While more exact soybean acreage numbers were still a few days away, Louisiana's planting intentions were at 950,000 to 980,000 acres.
“Those numbers appear to be realistic if not on the low side,” said David Lanclos, LSU AgCenter soybean specialist at the Rice Research Station field day in Crowley, La., in late June.
The big story in 2006 is the whooping Mother Nature is again administering to Louisiana farmers. “Statewide, this is one of the worst years we've experienced. The entire state is struggling. (Producers) who aren't accustomed to being dry are definitely suffering. Those not irrigating are suffering the most.”
Southwest Louisiana has been the hardest hit, by far.
“Not only have hurricanes hit here but (numerous) bad environmental conditions. We've taken some bad blows but we're going to keep (moving forward).”
On the positive side of the ledger, insects and disease have been relatively quiet in the state's crop.
“While we're seeing some of the same traditional problems, most have been agronomically related,” he said.
Date of planting is always a concern for farmers.
“Overall, we're in pretty good shape. (Producers) are spending more time on variety selection and are doing a better job of picking maturity groups and deciding when to plant. In these drought conditions many have delayed planting. We have guys continuing to plant even now (late June), primarily in southwest Louisiana.”
As it's late June, producers are definitely outside the recommended planting date window. What to do if they still need to plant?
“You need to plant a Group 5…You want to watch the plant population and make sure it's at least 130,000-plus. In addition, if possible, you need to decrease your row-spacing. Narrow it if possible…and remain vigilant on IPM practices.”
Two things have shown up more this year than Lanclos has seen during his tenure: stunting and premature blooms.
“They're causing quite a bit of alarm. Right now, we're essentially over the hump with this. We've had some rainfall in certain areas that's alleviated the situation. Even so, the crop is shorter in stature.”
Will that mean yield loss?
“Not necessarily — especially in Group 4s. If you planted them in the proper window, they have a tremendous resiliency to branch out and increase yields.
“We've had a lot of guys calling, ‘Man, my Group 4s are 4 inches tall and they're already blooming. What's the problem here?’ I said, ‘Don't be too alarmed.’”
It's a rule of thumb that when Group 4s hit R-1, they'll eventually double in height.
“By R-1, they've reached 40 to 50 percent of their plant height. In contrast, when Group 5s reach R-1, they're already at 80 to 90 percent of their eventual height.”
Lanclos rates the collective soybean crop fair to good.
“I'm still optimistic about where we're going. But we need rainfall.”

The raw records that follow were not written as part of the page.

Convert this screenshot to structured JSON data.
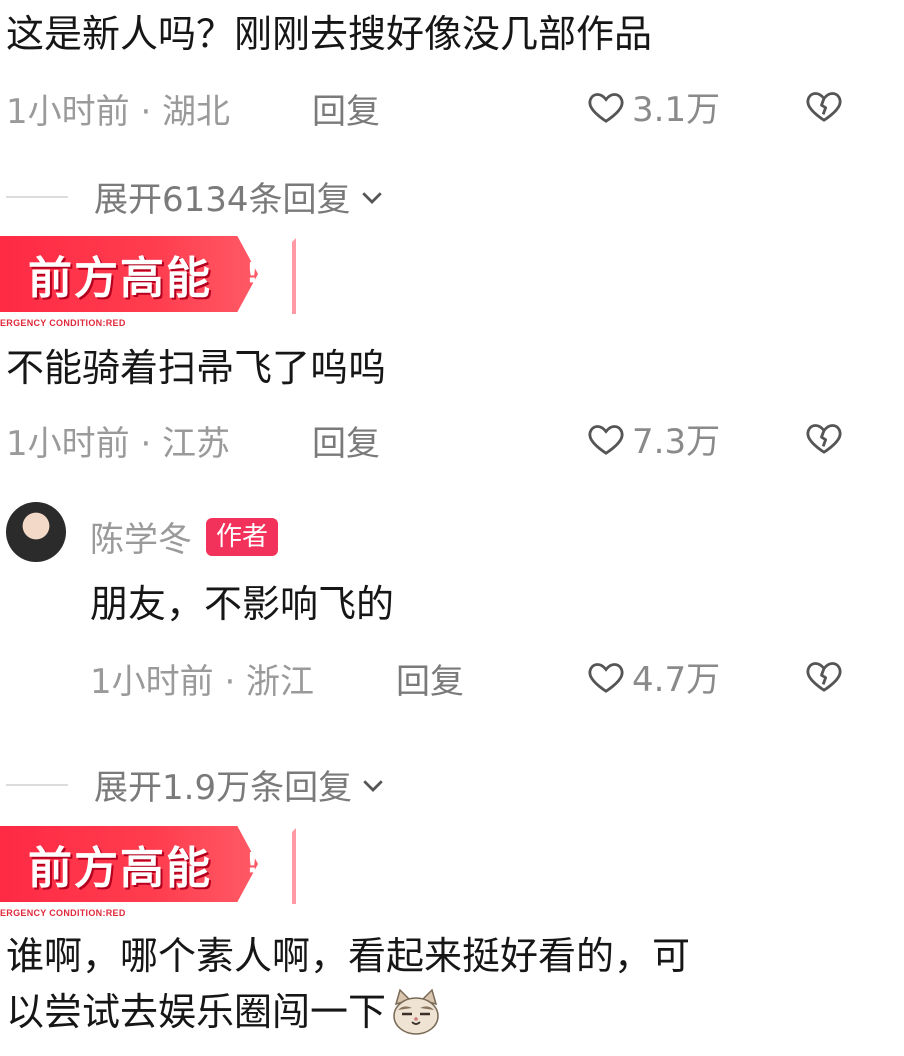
{
  "comments": [
    {
      "text": "这是新人吗？刚刚去搜好像没几部作品",
      "meta": "1小时前 · 湖北",
      "reply_label": "回复",
      "likes": "3.1万"
    },
    {
      "badge": {
        "title": "前方高能",
        "mark": "!",
        "subtitle": "ERGENCY  CONDITION:RED"
      },
      "text": "不能骑着扫帚飞了呜呜",
      "meta": "1小时前 · 江苏",
      "reply_label": "回复",
      "likes": "7.3万"
    },
    {
      "badge": {
        "title": "前方高能",
        "mark": "!",
        "subtitle": "ERGENCY  CONDITION:RED"
      },
      "text_line1": "谁啊，哪个素人啊，看起来挺好看的，可",
      "text_line2": "以尝试去娱乐圈闯一下",
      "emoji_icon": "cat-face-emoji-icon"
    }
  ],
  "expand_replies": [
    {
      "label": "展开6134条回复"
    },
    {
      "label": "展开1.9万条回复"
    }
  ],
  "author_reply": {
    "name": "陈学冬",
    "tag": "作者",
    "text": "朋友，不影响飞的",
    "meta": "1小时前 · 浙江",
    "reply_label": "回复",
    "likes": "4.7万"
  },
  "icons": {
    "like": "heart-outline-icon",
    "dislike": "broken-heart-icon",
    "expand": "chevron-down-icon"
  },
  "colors": {
    "badge_red": "#ff2a44",
    "author_tag": "#f2325a",
    "meta_gray": "#9a9a9a"
  }
}
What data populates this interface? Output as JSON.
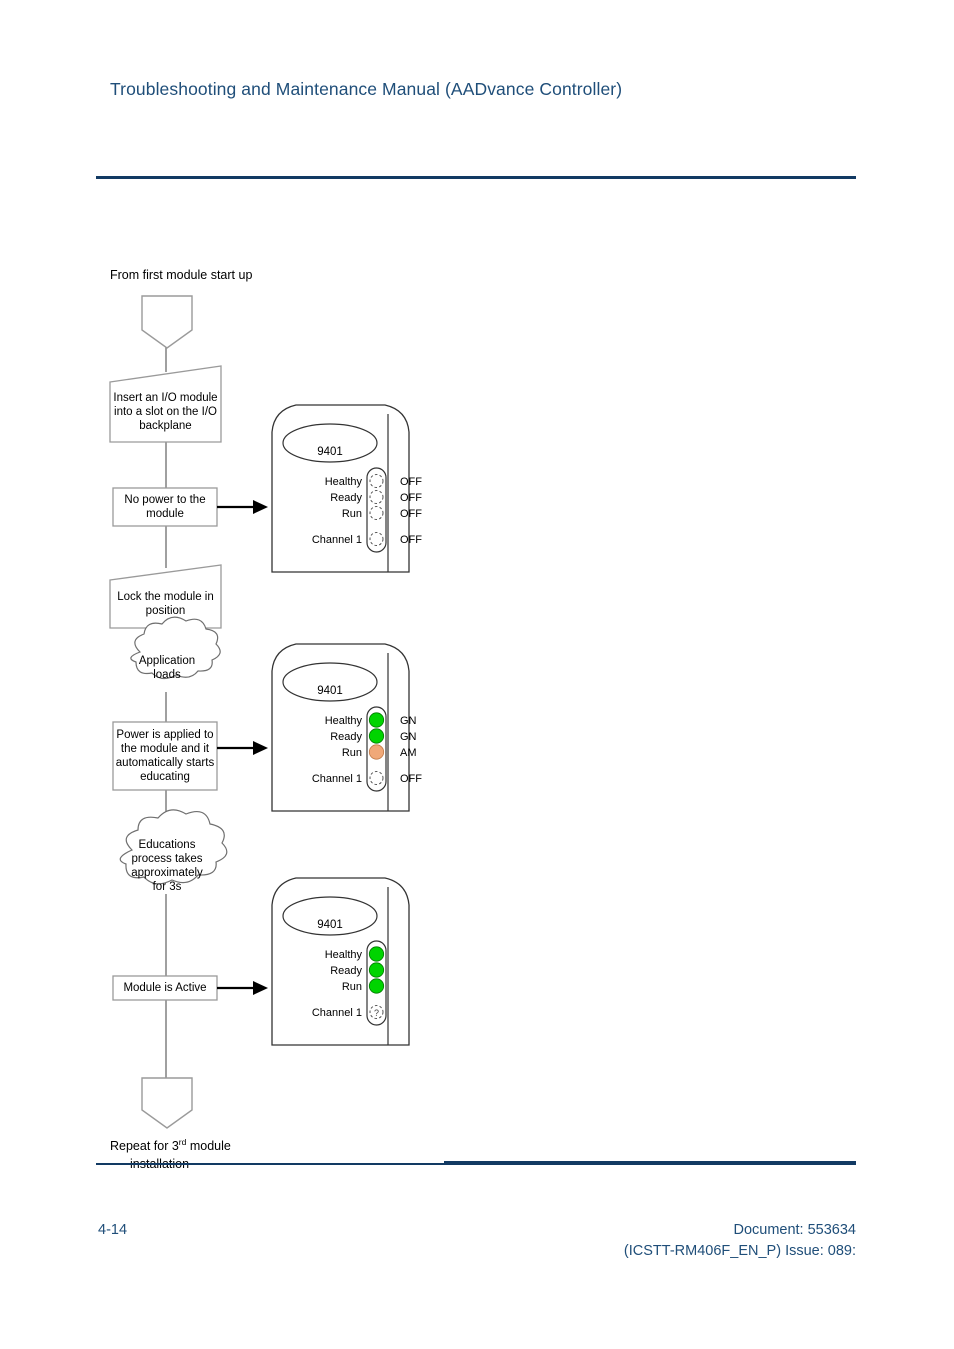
{
  "header": {
    "title": "Troubleshooting and Maintenance Manual (AADvance Controller)",
    "rule_color": "#123a63"
  },
  "footer": {
    "page_number": "4-14",
    "document_line1": "Document: 553634",
    "document_line2": "(ICSTT-RM406F_EN_P) Issue: 089:"
  },
  "flowchart": {
    "start_label": "From first module start up",
    "end_label_line1_prefix": "Repeat for 3",
    "end_label_superscript": "rd",
    "end_label_line1_suffix": " module",
    "end_label_line2": "installation",
    "steps": [
      {
        "id": "insert-module",
        "text": "Insert an I/O module\ninto a slot on the I/O\nbackplane",
        "shape": "trapezoid"
      },
      {
        "id": "no-power",
        "text": "No power to the\nmodule",
        "shape": "rect"
      },
      {
        "id": "lock-module",
        "text": "Lock the module in\nposition",
        "shape": "trapezoid"
      },
      {
        "id": "application-loads",
        "text": "Application\nloads",
        "shape": "cloud"
      },
      {
        "id": "power-applied",
        "text": "Power is applied to\nthe module and it\nautomatically starts\neducating",
        "shape": "rect"
      },
      {
        "id": "education-process",
        "text": "Educations\nprocess takes\napproximately\nfor 3s",
        "shape": "cloud"
      },
      {
        "id": "module-active",
        "text": "Module is Active",
        "shape": "rect"
      }
    ]
  },
  "modules": [
    {
      "id": "module-panel-1",
      "model": "9401",
      "leds": [
        {
          "label": "Healthy",
          "state": "OFF",
          "state_label": "OFF",
          "color": "none"
        },
        {
          "label": "Ready",
          "state": "OFF",
          "state_label": "OFF",
          "color": "none"
        },
        {
          "label": "Run",
          "state": "OFF",
          "state_label": "OFF",
          "color": "none"
        },
        {
          "label": "Channel 1",
          "state": "OFF",
          "state_label": "OFF",
          "color": "none"
        }
      ]
    },
    {
      "id": "module-panel-2",
      "model": "9401",
      "leds": [
        {
          "label": "Healthy",
          "state": "GN",
          "state_label": "GN",
          "color": "#00d400"
        },
        {
          "label": "Ready",
          "state": "GN",
          "state_label": "GN",
          "color": "#00d400"
        },
        {
          "label": "Run",
          "state": "AM",
          "state_label": "AM",
          "color": "#f0a878"
        },
        {
          "label": "Channel 1",
          "state": "OFF",
          "state_label": "OFF",
          "color": "none"
        }
      ]
    },
    {
      "id": "module-panel-3",
      "model": "9401",
      "leds": [
        {
          "label": "Healthy",
          "state": "GN",
          "state_label": "",
          "color": "#00d400"
        },
        {
          "label": "Ready",
          "state": "GN",
          "state_label": "",
          "color": "#00d400"
        },
        {
          "label": "Run",
          "state": "GN",
          "state_label": "",
          "color": "#00d400"
        },
        {
          "label": "Channel 1",
          "state": "UNKNOWN",
          "state_label": "",
          "color": "none",
          "glyph": "?"
        }
      ]
    }
  ],
  "colors": {
    "brand_navy": "#123a63",
    "title_blue": "#1f4e79",
    "led_green": "#00d400",
    "led_amber": "#f0a878",
    "line_black": "#000000",
    "box_outline": "#808080"
  }
}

On the lookout for Asian soybean rust, Louisiana has 15 soybean sentinel plots scattered throughout the state.
“They're checked weekly,” said Boyd Padgett, LSU AgCenter plant pathologist. “We go in and actually take the leaves from the lower portion of the plant and check for the presence of rust.”
Producers can also make use of an ASR hot line (800-516-0865) Padgett frequently updates. “You can call while driving down the road. You don't need a computer.”
In addition to the sentinel plots, Padgett and colleagues are also looking at kudzu. “I check areas on a weekly basis. I also check several plots in the northeast part of the state daily. We handle the kudzu the same way as sentinel plots.”
The wisdom of such vigilance was evident when, shortly after speaking at the field day, Padgett found out ASR had been found in a south Louisiana kudzu patch (see http://deltafarmpress.com/news/063006rust/). The first ASR find of the year in Louisiana, the infected kudzu was found in shade beneath a tree.
In addition, spore traps have been set around the state. Slides from the traps are collected weekly.
“Those slides are sent to Arkansas (labs in Fayetteville), where they're read. If they have any suspicious looking spores, they'll let us know.
“Producers and consultants checking for ASR should go to areas of fields where the disease could be most predominant. Those would be low-lying areas in shade where leaf wetness exists longer in the canopy than anywhere else in the field. Leaf wetness is the key to getting an epidemic started.
“Unfortunately, we need moisture for our crops, right now. (To keep ASR at bay), that's good. From a production standpoint, though, it isn't.”